Claude Monet and Andy WarholA tour through Princeton's Art Museum.
Over intersession this year, I spent five days with artists Claude Monet and Andy Warhol, and the mosaics from Antioch on the Orontes, an ancient Greco-Roman city, to complete training to become a guide in the Princeton University Art Museum. The Museum, established alongside the Department of Art and Archeology in 1882, has evolved from the early collection to now encompass more than 97,000 art objects in its “encyclopedic” collection.
The Museum exists as an extension of the academic boundaries of the University. It is a center of cultural life — a microcosmic collection of the shared cultural patrimony of the world, and the site of intersections of discussions and debates.

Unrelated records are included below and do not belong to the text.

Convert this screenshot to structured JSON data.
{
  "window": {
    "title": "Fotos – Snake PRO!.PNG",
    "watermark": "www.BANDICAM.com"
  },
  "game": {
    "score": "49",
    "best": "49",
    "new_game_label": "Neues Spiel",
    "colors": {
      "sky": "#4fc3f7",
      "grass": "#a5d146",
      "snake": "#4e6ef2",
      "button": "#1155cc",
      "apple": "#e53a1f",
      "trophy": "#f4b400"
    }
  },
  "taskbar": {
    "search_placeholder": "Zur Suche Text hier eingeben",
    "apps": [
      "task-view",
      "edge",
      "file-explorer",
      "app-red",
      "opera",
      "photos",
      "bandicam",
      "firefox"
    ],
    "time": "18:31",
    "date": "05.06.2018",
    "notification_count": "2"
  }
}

Art has been a formative force in the development of my academic interests. In the spring semester of my first year at Princeton, I took a seminar on American Realism titled “The Perils of Painting.” My professor, Rachael DeLue, challenged us to question the interactions between words and ideas and art: How do you talk about representation? How do you talk about what is “real”? Like many courses at Princeton, this course challenged me not only to understand the course material, but also to evolve new conceptual approaches to questions.
Monet’s "Water Lilies and Japanese Bridge," a painting in the European Art Gallery in the Princeton Art Museum, embodies these questions and conversations. Monet, a leading figure in the Impressionist Movement revolutionized the understanding of light and color, shifting away from traditional Neoclassical emphasis on shadow and narrative. Monet represents the intersections between tradition and innovation and between understanding and interpretation. This piece engages closely with those intersections, as Monet intertwines light with color and engages with a unique temporal dialogue between the style’s fixation with the “immediate impression” and the external permanence of the art form.

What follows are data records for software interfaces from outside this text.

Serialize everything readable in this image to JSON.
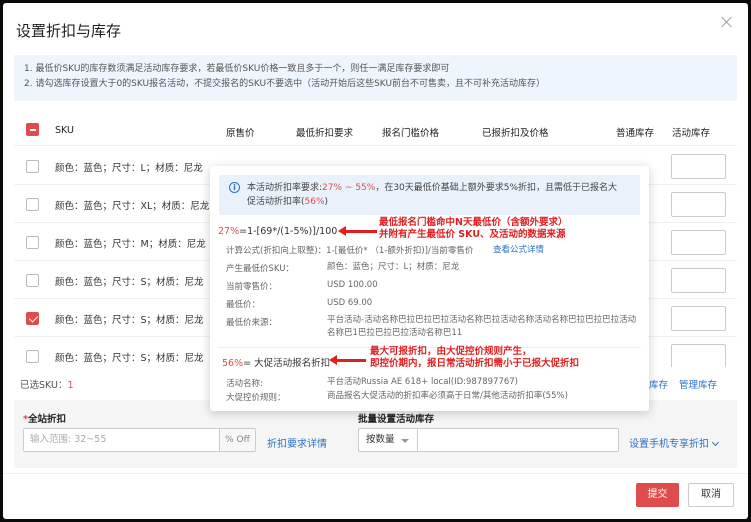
{
  "dialog": {
    "title": "设置折扣与库存",
    "notice": [
      "1. 最低价SKU的库存数须满足活动库存要求，若最低价SKU价格一致且多于一个，则任一满足库存要求即可",
      "2. 请勾选库存设置大于0的SKU报名活动，不提交报名的SKU不要选中（活动开始后这些SKU前台不可售卖，且不可补充活动库存）"
    ]
  },
  "table": {
    "headers": {
      "sku": "SKU",
      "orig_price": "原售价",
      "min_disc": "最低折扣要求",
      "threshold": "报名门槛价格",
      "reported": "已报折扣及价格",
      "normal_stock": "普通库存",
      "act_stock": "活动库存"
    },
    "rows": [
      {
        "sku": "颜色：蓝色；尺寸：L；材质：尼龙",
        "checked": false
      },
      {
        "sku": "颜色：蓝色；尺寸：XL；材质：尼龙",
        "checked": false
      },
      {
        "sku": "颜色：蓝色；尺寸：M；材质：尼龙",
        "checked": false
      },
      {
        "sku": "颜色：蓝色；尺寸：S；材质：尼龙",
        "checked": false
      },
      {
        "sku": "颜色：蓝色；尺寸：S；材质：尼龙",
        "checked": true
      },
      {
        "sku": "颜色：蓝色；尺寸：S；材质：尼龙",
        "checked": false
      }
    ]
  },
  "selected": {
    "label": "已选SKU：",
    "count": "1"
  },
  "stock_links": {
    "left": "库存",
    "right": "管理库存"
  },
  "bottom": {
    "discount_label": "全站折扣",
    "required_star": "*",
    "discount_placeholder": "输入范围: 32~55",
    "discount_suffix": "% Off",
    "requirement_link": "折扣要求详情",
    "batch_label": "批量设置活动库存",
    "qty_option": "按数量",
    "mobile_link": "设置手机专享折扣"
  },
  "footer": {
    "submit": "提交",
    "cancel": "取消"
  },
  "popover": {
    "info_prefix": "本活动折扣率要求:",
    "info_range": "27% ~ 55%",
    "info_middle": "，在30天最低价基础上额外要求5%折扣，且需低于已报名大",
    "info_line2_prefix": "促活动折扣率(",
    "info_pct": "56%",
    "info_line2_suffix": ")",
    "formula_pct": "27%",
    "formula_rest": "=1-[69*/(1-5%)]/100",
    "annot1_line1": "最低报名门槛命中N天最低价（含额外要求）",
    "annot1_line2": "并附有产生最低价 SKU、及活动的数据来源",
    "calc_label": "计算公式(折扣向上取整)：",
    "calc_value": "1-[最低价* （1-额外折扣)]/当前零售价",
    "formula_link": "查看公式详情",
    "kv": [
      {
        "k": "产生最低价SKU：",
        "v": "颜色：蓝色；尺寸：L；材质：尼龙"
      },
      {
        "k": "当前零售价：",
        "v": "USD 100.00"
      },
      {
        "k": "最低价：",
        "v": "USD 69.00"
      },
      {
        "k": "最低价来源：",
        "v": "平台活动-活动名称巴拉巴拉巴拉活动名称巴拉活动名称活动名称巴拉巴拉巴拉活动名称巴1巴拉巴拉巴拉活动名称巴11"
      }
    ],
    "bigpromo_pct": "56%",
    "bigpromo_text": "= 大促活动报名折扣",
    "annot2_line1": "最大可报折扣，由大促控价规则产生，",
    "annot2_line2": "即控价期内，报日常活动折扣需小于已报大促折扣",
    "act_name_k": "活动名称:",
    "act_name_v": "平台活动Russia AE 618+ local(ID:987897767)",
    "rule_k": "大促控价规则：",
    "rule_v": "商品报名大促活动的折扣率必须高于日常/其他活动折扣率(55%)"
  }
}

“Intersection” is one of my favorite words because it so broadly encapsulates the way that peoples, cultures and ideas interact. As a senior in high school, I was confident that I would pursue a concentration in comparative literature at Princeton because comparative literature encompasses the kinds of conversations that I am passionate about — conversations about the way different languages and cultures interact or about the way words and ideas inform and influence each other. I thrive on the kinds of questions that confront understanding and prompt connections and interactions. I thrive on the questions that both seek to examine and create intersections.

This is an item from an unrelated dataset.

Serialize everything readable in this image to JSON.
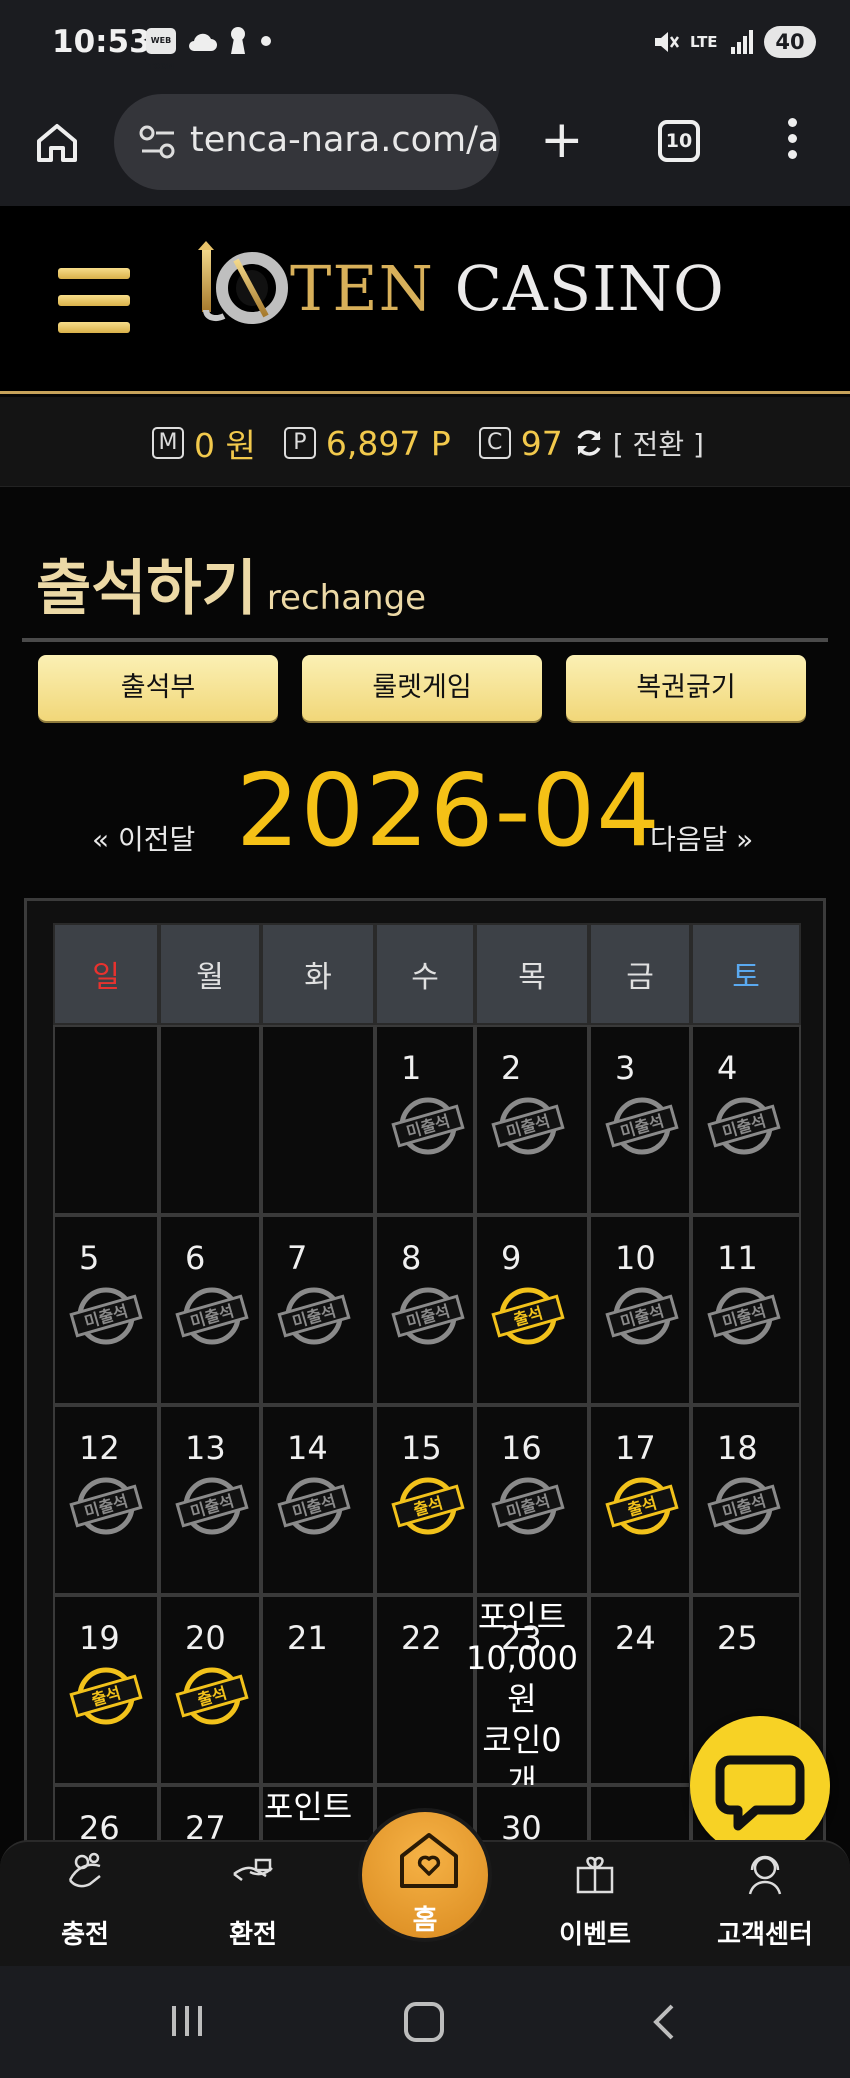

The museum has extended the intellectual boundaries of my education, providing me with the forum to continue to discuss these questions. The museum allowed me to see new forms of intersections. There is nothing predetermined about interpretation. There is nothing predetermined about art.